• EXERCISE INSTRUCTIONS
Restate the records below word for word, and omit the images they hold.
[Opening RECORDS FOR THIS EXERCISE section]
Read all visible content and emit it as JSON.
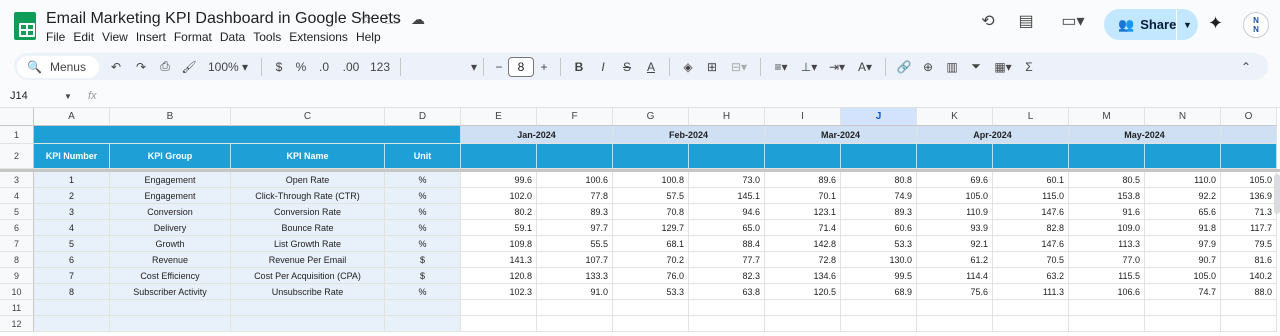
{
  "doc": {
    "title": "Email Marketing KPI Dashboard in Google Sheets",
    "menu": [
      "File",
      "Edit",
      "View",
      "Insert",
      "Format",
      "Data",
      "Tools",
      "Extensions",
      "Help"
    ]
  },
  "share": {
    "label": "Share"
  },
  "avatar": {
    "text": "N\nN"
  },
  "toolbar": {
    "menus_label": "Menus",
    "zoom": "100%",
    "currency": "$",
    "percent": "%",
    "dec_less": ".0",
    "dec_more": ".00",
    "number_format": "123",
    "font_size": "8"
  },
  "namebox": {
    "cell": "J14",
    "fx": "fx"
  },
  "columns": [
    "A",
    "B",
    "C",
    "D",
    "E",
    "F",
    "G",
    "H",
    "I",
    "J",
    "K",
    "L",
    "M",
    "N",
    "O"
  ],
  "selected_column": "J",
  "rows": [
    "1",
    "2",
    "3",
    "4",
    "5",
    "6",
    "7",
    "8",
    "9",
    "10",
    "11",
    "12"
  ],
  "headers": {
    "kpi_number": "KPI Number",
    "kpi_group": "KPI Group",
    "kpi_name": "KPI Name",
    "unit": "Unit"
  },
  "months": [
    "Jan-2024",
    "Feb-2024",
    "Mar-2024",
    "Apr-2024",
    "May-2024"
  ],
  "kpis": [
    {
      "num": "1",
      "group": "Engagement",
      "name": "Open Rate",
      "unit": "%",
      "values": [
        "99.6",
        "100.6",
        "100.8",
        "73.0",
        "89.6",
        "80.8",
        "69.6",
        "60.1",
        "80.5",
        "110.0",
        "105.0"
      ]
    },
    {
      "num": "2",
      "group": "Engagement",
      "name": "Click-Through Rate (CTR)",
      "unit": "%",
      "values": [
        "102.0",
        "77.8",
        "57.5",
        "145.1",
        "70.1",
        "74.9",
        "105.0",
        "115.0",
        "153.8",
        "92.2",
        "136.9"
      ]
    },
    {
      "num": "3",
      "group": "Conversion",
      "name": "Conversion Rate",
      "unit": "%",
      "values": [
        "80.2",
        "89.3",
        "70.8",
        "94.6",
        "123.1",
        "89.3",
        "110.9",
        "147.6",
        "91.6",
        "65.6",
        "71.3"
      ]
    },
    {
      "num": "4",
      "group": "Delivery",
      "name": "Bounce Rate",
      "unit": "%",
      "values": [
        "59.1",
        "97.7",
        "129.7",
        "65.0",
        "71.4",
        "60.6",
        "93.9",
        "82.8",
        "109.0",
        "91.8",
        "117.7"
      ]
    },
    {
      "num": "5",
      "group": "Growth",
      "name": "List Growth Rate",
      "unit": "%",
      "values": [
        "109.8",
        "55.5",
        "68.1",
        "88.4",
        "142.8",
        "53.3",
        "92.1",
        "147.6",
        "113.3",
        "97.9",
        "79.5"
      ]
    },
    {
      "num": "6",
      "group": "Revenue",
      "name": "Revenue Per Email",
      "unit": "$",
      "values": [
        "141.3",
        "107.7",
        "70.2",
        "77.7",
        "72.8",
        "130.0",
        "61.2",
        "70.5",
        "77.0",
        "90.7",
        "81.6"
      ]
    },
    {
      "num": "7",
      "group": "Cost Efficiency",
      "name": "Cost Per Acquisition (CPA)",
      "unit": "$",
      "values": [
        "120.8",
        "133.3",
        "76.0",
        "82.3",
        "134.6",
        "99.5",
        "114.4",
        "63.2",
        "115.5",
        "105.0",
        "140.2"
      ]
    },
    {
      "num": "8",
      "group": "Subscriber Activity",
      "name": "Unsubscribe Rate",
      "unit": "%",
      "values": [
        "102.3",
        "91.0",
        "53.3",
        "63.8",
        "120.5",
        "68.9",
        "75.6",
        "111.3",
        "106.6",
        "74.7",
        "88.0"
      ]
    }
  ]
}
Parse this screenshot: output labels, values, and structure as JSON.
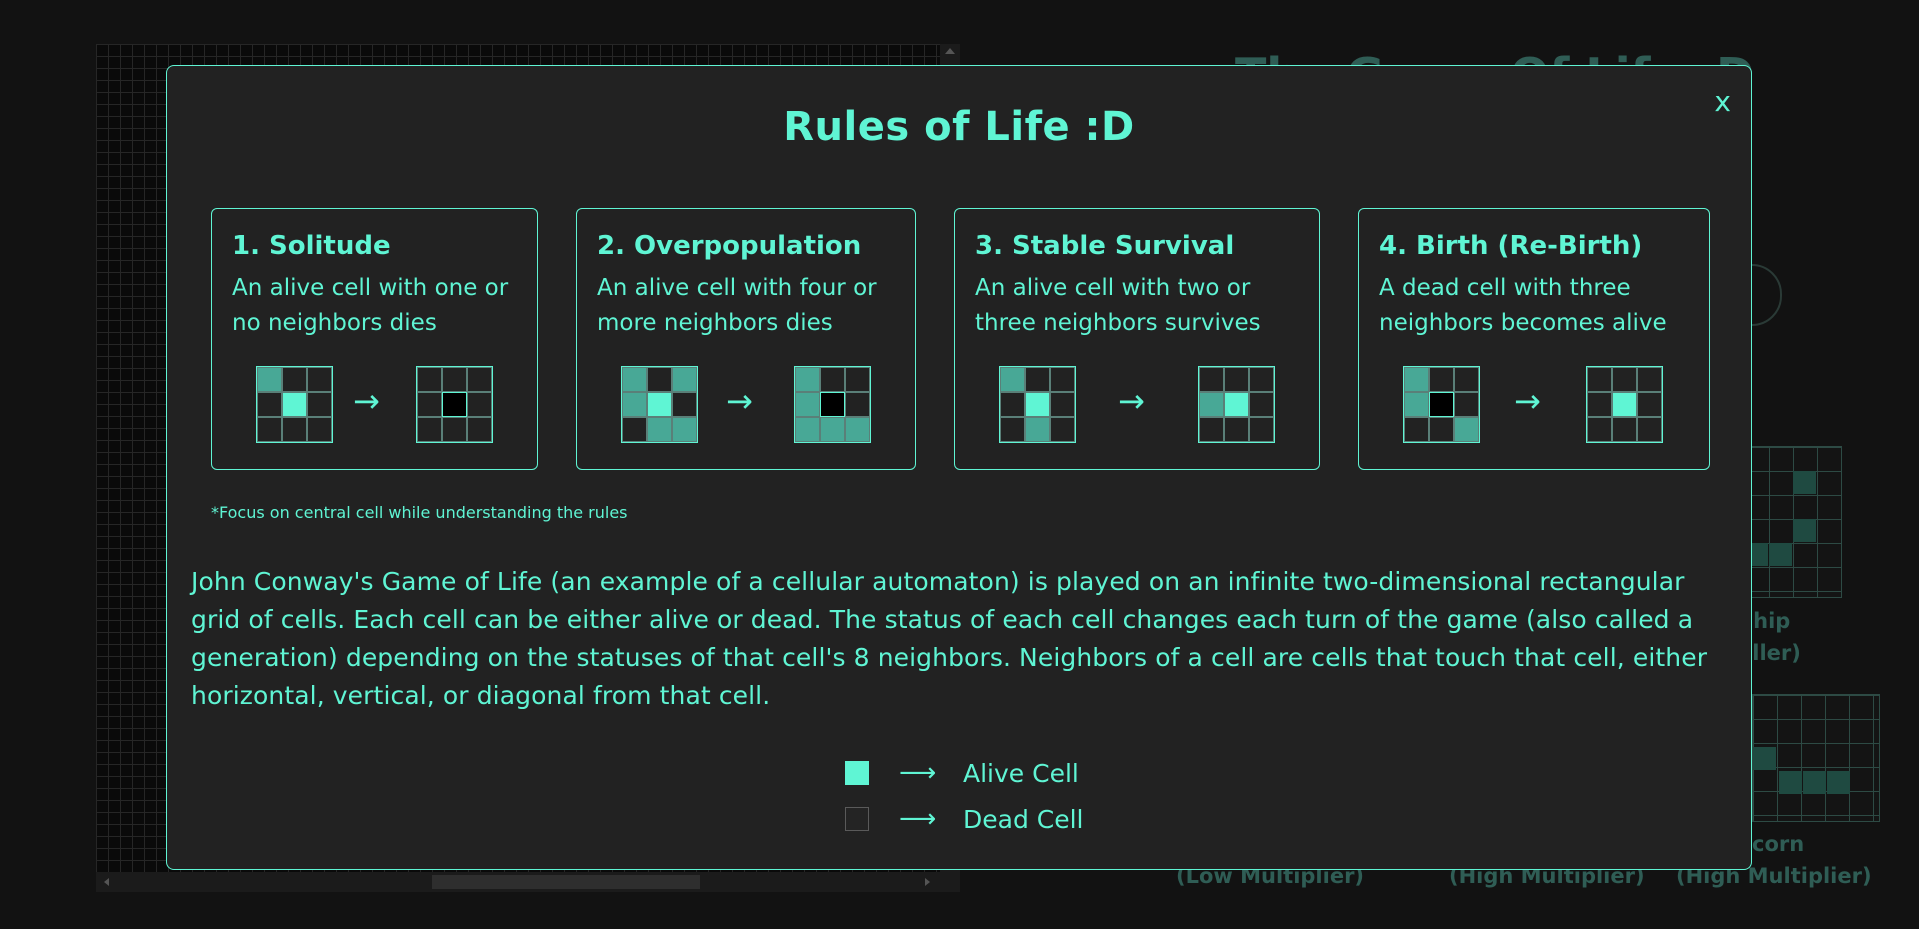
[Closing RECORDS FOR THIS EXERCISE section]
• RESPONSE TO THE TASK
Read all visible content and emit it as JSON.
{
  "doc": {
    "title": "Email Marketing KPI Dashboard in Google Sheets",
    "menu": [
      "File",
      "Edit",
      "View",
      "Insert",
      "Format",
      "Data",
      "Tools",
      "Extensions",
      "Help"
    ]
  },
  "share": {
    "label": "Share"
  },
  "avatar": {
    "text": "N\nN"
  },
  "toolbar": {
    "menus_label": "Menus",
    "zoom": "100%",
    "currency": "$",
    "percent": "%",
    "dec_less": ".0",
    "dec_more": ".00",
    "number_format": "123",
    "font_size": "8"
  },
  "namebox": {
    "cell": "J14",
    "fx": "fx"
  },
  "columns": [
    "A",
    "B",
    "C",
    "D",
    "E",
    "F",
    "G",
    "H",
    "I",
    "J",
    "K",
    "L",
    "M",
    "N",
    "O"
  ],
  "selected_column": "J",
  "rows": [
    "1",
    "2",
    "3",
    "4",
    "5",
    "6",
    "7",
    "8",
    "9",
    "10",
    "11",
    "12"
  ],
  "headers": {
    "kpi_number": "KPI Number",
    "kpi_group": "KPI Group",
    "kpi_name": "KPI Name",
    "unit": "Unit"
  },
  "months": [
    "Jan-2024",
    "Feb-2024",
    "Mar-2024",
    "Apr-2024",
    "May-2024"
  ],
  "kpis": [
    {
      "num": "1",
      "group": "Engagement",
      "name": "Open Rate",
      "unit": "%",
      "values": [
        "99.6",
        "100.6",
        "100.8",
        "73.0",
        "89.6",
        "80.8",
        "69.6",
        "60.1",
        "80.5",
        "110.0",
        "105.0"
      ]
    },
    {
      "num": "2",
      "group": "Engagement",
      "name": "Click-Through Rate (CTR)",
      "unit": "%",
      "values": [
        "102.0",
        "77.8",
        "57.5",
        "145.1",
        "70.1",
        "74.9",
        "105.0",
        "115.0",
        "153.8",
        "92.2",
        "136.9"
      ]
    },
    {
      "num": "3",
      "group": "Conversion",
      "name": "Conversion Rate",
      "unit": "%",
      "values": [
        "80.2",
        "89.3",
        "70.8",
        "94.6",
        "123.1",
        "89.3",
        "110.9",
        "147.6",
        "91.6",
        "65.6",
        "71.3"
      ]
    },
    {
      "num": "4",
      "group": "Delivery",
      "name": "Bounce Rate",
      "unit": "%",
      "values": [
        "59.1",
        "97.7",
        "129.7",
        "65.0",
        "71.4",
        "60.6",
        "93.9",
        "82.8",
        "109.0",
        "91.8",
        "117.7"
      ]
    },
    {
      "num": "5",
      "group": "Growth",
      "name": "List Growth Rate",
      "unit": "%",
      "values": [
        "109.8",
        "55.5",
        "68.1",
        "88.4",
        "142.8",
        "53.3",
        "92.1",
        "147.6",
        "113.3",
        "97.9",
        "79.5"
      ]
    },
    {
      "num": "6",
      "group": "Revenue",
      "name": "Revenue Per Email",
      "unit": "$",
      "values": [
        "141.3",
        "107.7",
        "70.2",
        "77.7",
        "72.8",
        "130.0",
        "61.2",
        "70.5",
        "77.0",
        "90.7",
        "81.6"
      ]
    },
    {
      "num": "7",
      "group": "Cost Efficiency",
      "name": "Cost Per Acquisition (CPA)",
      "unit": "$",
      "values": [
        "120.8",
        "133.3",
        "76.0",
        "82.3",
        "134.6",
        "99.5",
        "114.4",
        "63.2",
        "115.5",
        "105.0",
        "140.2"
      ]
    },
    {
      "num": "8",
      "group": "Subscriber Activity",
      "name": "Unsubscribe Rate",
      "unit": "%",
      "values": [
        "102.3",
        "91.0",
        "53.3",
        "63.8",
        "120.5",
        "68.9",
        "75.6",
        "111.3",
        "106.6",
        "74.7",
        "88.0"
      ]
    }
  ]
}
Parse this screenshot: output labels, values, and structure as JSON.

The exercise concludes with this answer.